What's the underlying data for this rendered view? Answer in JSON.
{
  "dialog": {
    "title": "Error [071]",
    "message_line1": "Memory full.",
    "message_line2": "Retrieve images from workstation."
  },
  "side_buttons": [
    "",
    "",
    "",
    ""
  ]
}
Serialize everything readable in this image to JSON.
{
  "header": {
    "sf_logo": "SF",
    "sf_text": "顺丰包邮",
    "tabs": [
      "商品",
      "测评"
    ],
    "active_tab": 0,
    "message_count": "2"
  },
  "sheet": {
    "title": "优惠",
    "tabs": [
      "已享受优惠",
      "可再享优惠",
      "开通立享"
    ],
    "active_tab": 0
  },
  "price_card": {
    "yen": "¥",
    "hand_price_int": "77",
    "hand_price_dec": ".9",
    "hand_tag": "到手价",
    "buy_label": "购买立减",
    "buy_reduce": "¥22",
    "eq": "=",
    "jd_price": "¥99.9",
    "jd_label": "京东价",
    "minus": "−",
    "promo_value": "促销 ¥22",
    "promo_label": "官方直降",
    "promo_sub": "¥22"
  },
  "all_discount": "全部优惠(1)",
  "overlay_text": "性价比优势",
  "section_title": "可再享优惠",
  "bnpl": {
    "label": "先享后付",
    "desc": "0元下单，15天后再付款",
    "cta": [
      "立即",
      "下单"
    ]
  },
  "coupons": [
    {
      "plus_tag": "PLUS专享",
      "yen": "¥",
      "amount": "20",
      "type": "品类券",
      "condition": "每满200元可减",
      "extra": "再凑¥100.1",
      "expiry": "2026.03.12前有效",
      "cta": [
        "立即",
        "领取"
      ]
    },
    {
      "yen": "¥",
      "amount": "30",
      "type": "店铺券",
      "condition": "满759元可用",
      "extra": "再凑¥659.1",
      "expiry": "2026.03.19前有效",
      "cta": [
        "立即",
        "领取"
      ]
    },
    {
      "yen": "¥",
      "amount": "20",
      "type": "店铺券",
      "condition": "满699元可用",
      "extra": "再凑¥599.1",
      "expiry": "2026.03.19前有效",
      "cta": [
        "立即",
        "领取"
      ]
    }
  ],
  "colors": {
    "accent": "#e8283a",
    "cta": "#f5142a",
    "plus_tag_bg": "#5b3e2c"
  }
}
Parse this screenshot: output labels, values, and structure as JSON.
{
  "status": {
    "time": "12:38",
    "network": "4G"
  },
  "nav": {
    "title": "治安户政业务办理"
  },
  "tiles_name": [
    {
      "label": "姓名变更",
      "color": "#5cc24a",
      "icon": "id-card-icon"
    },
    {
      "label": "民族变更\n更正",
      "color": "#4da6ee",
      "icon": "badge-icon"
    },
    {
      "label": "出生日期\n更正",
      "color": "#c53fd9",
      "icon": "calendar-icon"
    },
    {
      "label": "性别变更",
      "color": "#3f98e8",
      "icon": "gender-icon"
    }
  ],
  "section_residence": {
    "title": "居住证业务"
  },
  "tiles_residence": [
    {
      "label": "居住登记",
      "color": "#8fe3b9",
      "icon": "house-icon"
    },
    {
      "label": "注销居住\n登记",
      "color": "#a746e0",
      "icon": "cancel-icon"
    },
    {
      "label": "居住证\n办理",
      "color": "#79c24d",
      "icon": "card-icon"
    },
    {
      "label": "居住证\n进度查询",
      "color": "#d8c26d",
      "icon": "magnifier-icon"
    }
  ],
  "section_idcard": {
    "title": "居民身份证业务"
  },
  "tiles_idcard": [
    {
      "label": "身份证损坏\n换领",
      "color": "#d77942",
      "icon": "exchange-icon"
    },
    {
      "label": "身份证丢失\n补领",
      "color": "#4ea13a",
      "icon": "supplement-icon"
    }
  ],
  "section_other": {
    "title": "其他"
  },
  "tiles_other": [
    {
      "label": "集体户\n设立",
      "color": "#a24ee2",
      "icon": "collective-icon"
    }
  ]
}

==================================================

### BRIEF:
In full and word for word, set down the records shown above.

### SOLUTION TO THE EXERCISE:
What's the underlying data for this rendered view? Answer in JSON.
{
  "dialog": {
    "title": "Error [071]",
    "message_line1": "Memory full.",
    "message_line2": "Retrieve images from workstation."
  },
  "side_buttons": [
    "",
    "",
    "",
    ""
  ]
}
Serialize everything readable in this image to JSON.
{
  "header": {
    "sf_logo": "SF",
    "sf_text": "顺丰包邮",
    "tabs": [
      "商品",
      "测评"
    ],
    "active_tab": 0,
    "message_count": "2"
  },
  "sheet": {
    "title": "优惠",
    "tabs": [
      "已享受优惠",
      "可再享优惠",
      "开通立享"
    ],
    "active_tab": 0
  },
  "price_card": {
    "yen": "¥",
    "hand_price_int": "77",
    "hand_price_dec": ".9",
    "hand_tag": "到手价",
    "buy_label": "购买立减",
    "buy_reduce": "¥22",
    "eq": "=",
    "jd_price": "¥99.9",
    "jd_label": "京东价",
    "minus": "−",
    "promo_value": "促销 ¥22",
    "promo_label": "官方直降",
    "promo_sub": "¥22"
  },
  "all_discount": "全部优惠(1)",
  "overlay_text": "性价比优势",
  "section_title": "可再享优惠",
  "bnpl": {
    "label": "先享后付",
    "desc": "0元下单，15天后再付款",
    "cta": [
      "立即",
      "下单"
    ]
  },
  "coupons": [
    {
      "plus_tag": "PLUS专享",
      "yen": "¥",
      "amount": "20",
      "type": "品类券",
      "condition": "每满200元可减",
      "extra": "再凑¥100.1",
      "expiry": "2026.03.12前有效",
      "cta": [
        "立即",
        "领取"
      ]
    },
    {
      "yen": "¥",
      "amount": "30",
      "type": "店铺券",
      "condition": "满759元可用",
      "extra": "再凑¥659.1",
      "expiry": "2026.03.19前有效",
      "cta": [
        "立即",
        "领取"
      ]
    },
    {
      "yen": "¥",
      "amount": "20",
      "type": "店铺券",
      "condition": "满699元可用",
      "extra": "再凑¥599.1",
      "expiry": "2026.03.19前有效",
      "cta": [
        "立即",
        "领取"
      ]
    }
  ],
  "colors": {
    "accent": "#e8283a",
    "cta": "#f5142a",
    "plus_tag_bg": "#5b3e2c"
  }
}
Parse this screenshot: output labels, values, and structure as JSON.
{
  "status": {
    "time": "12:38",
    "network": "4G"
  },
  "nav": {
    "title": "治安户政业务办理"
  },
  "tiles_name": [
    {
      "label": "姓名变更",
      "color": "#5cc24a",
      "icon": "id-card-icon"
    },
    {
      "label": "民族变更\n更正",
      "color": "#4da6ee",
      "icon": "badge-icon"
    },
    {
      "label": "出生日期\n更正",
      "color": "#c53fd9",
      "icon": "calendar-icon"
    },
    {
      "label": "性别变更",
      "color": "#3f98e8",
      "icon": "gender-icon"
    }
  ],
  "section_residence": {
    "title": "居住证业务"
  },
  "tiles_residence": [
    {
      "label": "居住登记",
      "color": "#8fe3b9",
      "icon": "house-icon"
    },
    {
      "label": "注销居住\n登记",
      "color": "#a746e0",
      "icon": "cancel-icon"
    },
    {
      "label": "居住证\n办理",
      "color": "#79c24d",
      "icon": "card-icon"
    },
    {
      "label": "居住证\n进度查询",
      "color": "#d8c26d",
      "icon": "magnifier-icon"
    }
  ],
  "section_idcard": {
    "title": "居民身份证业务"
  },
  "tiles_idcard": [
    {
      "label": "身份证损坏\n换领",
      "color": "#d77942",
      "icon": "exchange-icon"
    },
    {
      "label": "身份证丢失\n补领",
      "color": "#4ea13a",
      "icon": "supplement-icon"
    }
  ],
  "section_other": {
    "title": "其他"
  },
  "tiles_other": [
    {
      "label": "集体户\n设立",
      "color": "#a24ee2",
      "icon": "collective-icon"
    }
  ]
}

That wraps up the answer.